▶ _Exercise brief_:
Your response needs to be the data below, retyped exactly.

▶ _Recorded data_:
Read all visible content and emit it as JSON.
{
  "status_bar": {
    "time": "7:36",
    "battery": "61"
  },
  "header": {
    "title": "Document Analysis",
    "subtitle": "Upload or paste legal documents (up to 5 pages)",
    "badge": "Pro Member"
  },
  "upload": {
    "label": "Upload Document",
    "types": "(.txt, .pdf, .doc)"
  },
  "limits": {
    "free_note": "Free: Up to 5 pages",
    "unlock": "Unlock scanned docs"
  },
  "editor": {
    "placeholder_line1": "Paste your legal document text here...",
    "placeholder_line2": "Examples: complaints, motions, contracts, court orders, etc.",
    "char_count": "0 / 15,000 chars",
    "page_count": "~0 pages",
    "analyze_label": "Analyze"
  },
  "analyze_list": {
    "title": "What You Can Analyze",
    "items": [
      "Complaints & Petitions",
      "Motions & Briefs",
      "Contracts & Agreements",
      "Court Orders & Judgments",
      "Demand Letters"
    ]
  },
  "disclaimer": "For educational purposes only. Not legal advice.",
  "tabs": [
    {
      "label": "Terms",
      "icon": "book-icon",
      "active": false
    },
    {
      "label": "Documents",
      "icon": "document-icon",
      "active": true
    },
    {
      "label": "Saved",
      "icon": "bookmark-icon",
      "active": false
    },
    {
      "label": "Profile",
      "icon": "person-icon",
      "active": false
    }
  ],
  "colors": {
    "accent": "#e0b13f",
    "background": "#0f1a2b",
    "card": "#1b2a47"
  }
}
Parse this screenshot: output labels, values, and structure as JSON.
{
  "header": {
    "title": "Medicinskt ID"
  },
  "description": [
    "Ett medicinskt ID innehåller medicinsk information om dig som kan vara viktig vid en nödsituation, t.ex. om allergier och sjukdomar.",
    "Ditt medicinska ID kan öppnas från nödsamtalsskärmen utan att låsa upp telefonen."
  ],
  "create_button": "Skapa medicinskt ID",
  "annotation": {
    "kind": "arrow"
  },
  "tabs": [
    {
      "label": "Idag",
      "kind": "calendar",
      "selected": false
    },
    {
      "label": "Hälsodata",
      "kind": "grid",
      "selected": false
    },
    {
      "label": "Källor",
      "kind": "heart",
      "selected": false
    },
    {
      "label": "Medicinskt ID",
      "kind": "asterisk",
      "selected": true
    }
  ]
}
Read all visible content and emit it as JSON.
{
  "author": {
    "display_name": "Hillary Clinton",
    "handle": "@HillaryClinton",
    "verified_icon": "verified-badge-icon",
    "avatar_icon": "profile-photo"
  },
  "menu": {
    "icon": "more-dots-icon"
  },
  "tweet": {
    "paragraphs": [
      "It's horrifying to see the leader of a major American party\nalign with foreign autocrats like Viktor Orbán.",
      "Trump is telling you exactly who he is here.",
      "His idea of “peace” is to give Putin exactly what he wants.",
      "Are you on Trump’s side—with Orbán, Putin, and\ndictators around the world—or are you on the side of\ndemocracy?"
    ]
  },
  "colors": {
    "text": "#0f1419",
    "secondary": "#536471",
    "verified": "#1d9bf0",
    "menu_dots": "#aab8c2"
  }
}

▶ _Result for this exercise_:
Read all visible content and emit it as JSON.
{
  "status_bar": {
    "time": "7:36",
    "battery": "61"
  },
  "header": {
    "title": "Document Analysis",
    "subtitle": "Upload or paste legal documents (up to 5 pages)",
    "badge": "Pro Member"
  },
  "upload": {
    "label": "Upload Document",
    "types": "(.txt, .pdf, .doc)"
  },
  "limits": {
    "free_note": "Free: Up to 5 pages",
    "unlock": "Unlock scanned docs"
  },
  "editor": {
    "placeholder_line1": "Paste your legal document text here...",
    "placeholder_line2": "Examples: complaints, motions, contracts, court orders, etc.",
    "char_count": "0 / 15,000 chars",
    "page_count": "~0 pages",
    "analyze_label": "Analyze"
  },
  "analyze_list": {
    "title": "What You Can Analyze",
    "items": [
      "Complaints & Petitions",
      "Motions & Briefs",
      "Contracts & Agreements",
      "Court Orders & Judgments",
      "Demand Letters"
    ]
  },
  "disclaimer": "For educational purposes only. Not legal advice.",
  "tabs": [
    {
      "label": "Terms",
      "icon": "book-icon",
      "active": false
    },
    {
      "label": "Documents",
      "icon": "document-icon",
      "active": true
    },
    {
      "label": "Saved",
      "icon": "bookmark-icon",
      "active": false
    },
    {
      "label": "Profile",
      "icon": "person-icon",
      "active": false
    }
  ],
  "colors": {
    "accent": "#e0b13f",
    "background": "#0f1a2b",
    "card": "#1b2a47"
  }
}
Parse this screenshot: output labels, values, and structure as JSON.
{
  "header": {
    "title": "Medicinskt ID"
  },
  "description": [
    "Ett medicinskt ID innehåller medicinsk information om dig som kan vara viktig vid en nödsituation, t.ex. om allergier och sjukdomar.",
    "Ditt medicinska ID kan öppnas från nödsamtalsskärmen utan att låsa upp telefonen."
  ],
  "create_button": "Skapa medicinskt ID",
  "annotation": {
    "kind": "arrow"
  },
  "tabs": [
    {
      "label": "Idag",
      "kind": "calendar",
      "selected": false
    },
    {
      "label": "Hälsodata",
      "kind": "grid",
      "selected": false
    },
    {
      "label": "Källor",
      "kind": "heart",
      "selected": false
    },
    {
      "label": "Medicinskt ID",
      "kind": "asterisk",
      "selected": true
    }
  ]
}
Read all visible content and emit it as JSON.
{
  "author": {
    "display_name": "Hillary Clinton",
    "handle": "@HillaryClinton",
    "verified_icon": "verified-badge-icon",
    "avatar_icon": "profile-photo"
  },
  "menu": {
    "icon": "more-dots-icon"
  },
  "tweet": {
    "paragraphs": [
      "It's horrifying to see the leader of a major American party\nalign with foreign autocrats like Viktor Orbán.",
      "Trump is telling you exactly who he is here.",
      "His idea of “peace” is to give Putin exactly what he wants.",
      "Are you on Trump’s side—with Orbán, Putin, and\ndictators around the world—or are you on the side of\ndemocracy?"
    ]
  },
  "colors": {
    "text": "#0f1419",
    "secondary": "#536471",
    "verified": "#1d9bf0",
    "menu_dots": "#aab8c2"
  }
}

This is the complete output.